Simon L. Nielsen discovered that portupgrade handles temporary files in an insecure manner. This could allow an unprivileged local attacker to execute arbitrary commands or overwrite arbitrary files with the permissions of the user running portupgrade, typically root, by way of a symlink attack.

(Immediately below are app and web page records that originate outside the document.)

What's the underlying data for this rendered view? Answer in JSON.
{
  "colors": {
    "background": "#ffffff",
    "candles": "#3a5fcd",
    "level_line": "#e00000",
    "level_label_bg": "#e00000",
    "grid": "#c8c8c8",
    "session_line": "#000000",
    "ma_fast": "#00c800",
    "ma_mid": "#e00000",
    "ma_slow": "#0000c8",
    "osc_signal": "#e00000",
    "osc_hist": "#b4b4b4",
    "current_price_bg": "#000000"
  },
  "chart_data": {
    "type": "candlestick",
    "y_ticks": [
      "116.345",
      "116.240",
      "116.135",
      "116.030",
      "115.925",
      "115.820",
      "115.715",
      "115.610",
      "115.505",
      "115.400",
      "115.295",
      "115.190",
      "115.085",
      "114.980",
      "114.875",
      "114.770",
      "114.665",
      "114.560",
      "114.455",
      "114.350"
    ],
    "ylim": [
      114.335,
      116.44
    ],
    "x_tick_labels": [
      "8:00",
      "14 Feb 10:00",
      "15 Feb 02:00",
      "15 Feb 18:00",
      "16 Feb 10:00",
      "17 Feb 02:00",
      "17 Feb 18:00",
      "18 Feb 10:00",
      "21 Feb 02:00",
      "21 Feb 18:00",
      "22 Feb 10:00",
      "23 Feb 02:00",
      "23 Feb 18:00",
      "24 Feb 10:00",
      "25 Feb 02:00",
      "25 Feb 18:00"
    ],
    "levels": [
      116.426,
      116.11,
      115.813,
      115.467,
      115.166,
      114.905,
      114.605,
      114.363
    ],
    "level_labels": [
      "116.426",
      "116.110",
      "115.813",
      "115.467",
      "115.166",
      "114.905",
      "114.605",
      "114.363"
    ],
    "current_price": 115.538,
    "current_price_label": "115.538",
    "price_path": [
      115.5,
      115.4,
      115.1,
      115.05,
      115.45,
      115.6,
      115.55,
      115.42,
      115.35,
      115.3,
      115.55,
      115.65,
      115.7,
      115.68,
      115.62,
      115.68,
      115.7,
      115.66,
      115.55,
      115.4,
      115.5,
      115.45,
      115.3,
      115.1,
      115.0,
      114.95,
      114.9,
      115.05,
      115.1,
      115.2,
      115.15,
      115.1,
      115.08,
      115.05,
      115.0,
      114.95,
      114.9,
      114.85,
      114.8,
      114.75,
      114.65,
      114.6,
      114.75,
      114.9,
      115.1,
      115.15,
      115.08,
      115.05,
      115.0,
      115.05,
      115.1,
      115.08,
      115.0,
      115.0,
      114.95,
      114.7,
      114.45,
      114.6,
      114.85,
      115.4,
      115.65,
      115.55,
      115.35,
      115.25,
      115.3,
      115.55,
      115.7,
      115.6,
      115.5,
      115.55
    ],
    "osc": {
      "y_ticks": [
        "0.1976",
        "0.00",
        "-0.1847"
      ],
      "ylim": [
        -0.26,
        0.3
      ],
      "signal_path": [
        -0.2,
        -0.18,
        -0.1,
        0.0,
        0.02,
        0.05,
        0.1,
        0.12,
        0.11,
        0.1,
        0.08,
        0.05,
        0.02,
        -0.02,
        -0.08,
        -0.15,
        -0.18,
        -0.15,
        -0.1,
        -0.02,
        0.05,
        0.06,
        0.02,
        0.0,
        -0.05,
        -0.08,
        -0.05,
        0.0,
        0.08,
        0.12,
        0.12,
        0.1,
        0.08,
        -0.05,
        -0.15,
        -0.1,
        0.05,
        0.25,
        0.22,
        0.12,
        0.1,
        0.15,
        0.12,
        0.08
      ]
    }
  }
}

The following issues exist where the temporary files are created, by default in the world writeable directory /var/tmp, with the permissions of the user running portupgrade:

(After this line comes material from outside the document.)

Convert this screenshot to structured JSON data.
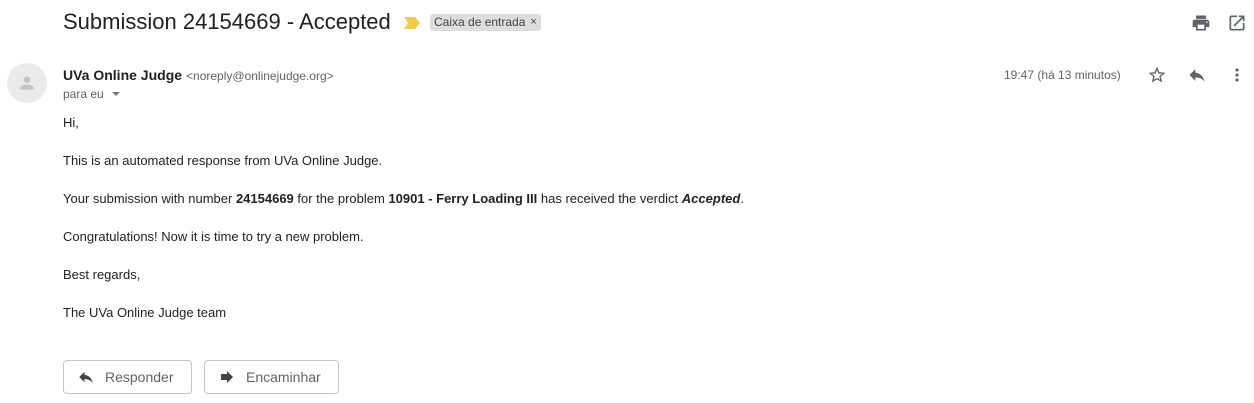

pkg_fetch download packages with a predictable local filename allowing a local attacker to overwrite arbitrary local files or potentially replace the downloaded package after download but before install with a package with malicious content, allowing the attacker to run arbitrary commands. portupgrade will, when upgrading ports/packages, write the old package to a predictable temporary file, allowing an attacker to overwrite arbitrary files via a symlink attack. portupgrade will touch a temporary file with a constant filename (pkgdb.fixme) allowing an attacker to create arbitrary zero-byte files via a symlink attack.
A workaround for these issues is to set the PKG_TMPDIR environment variable to a directory only write-able by the user running portupgrade.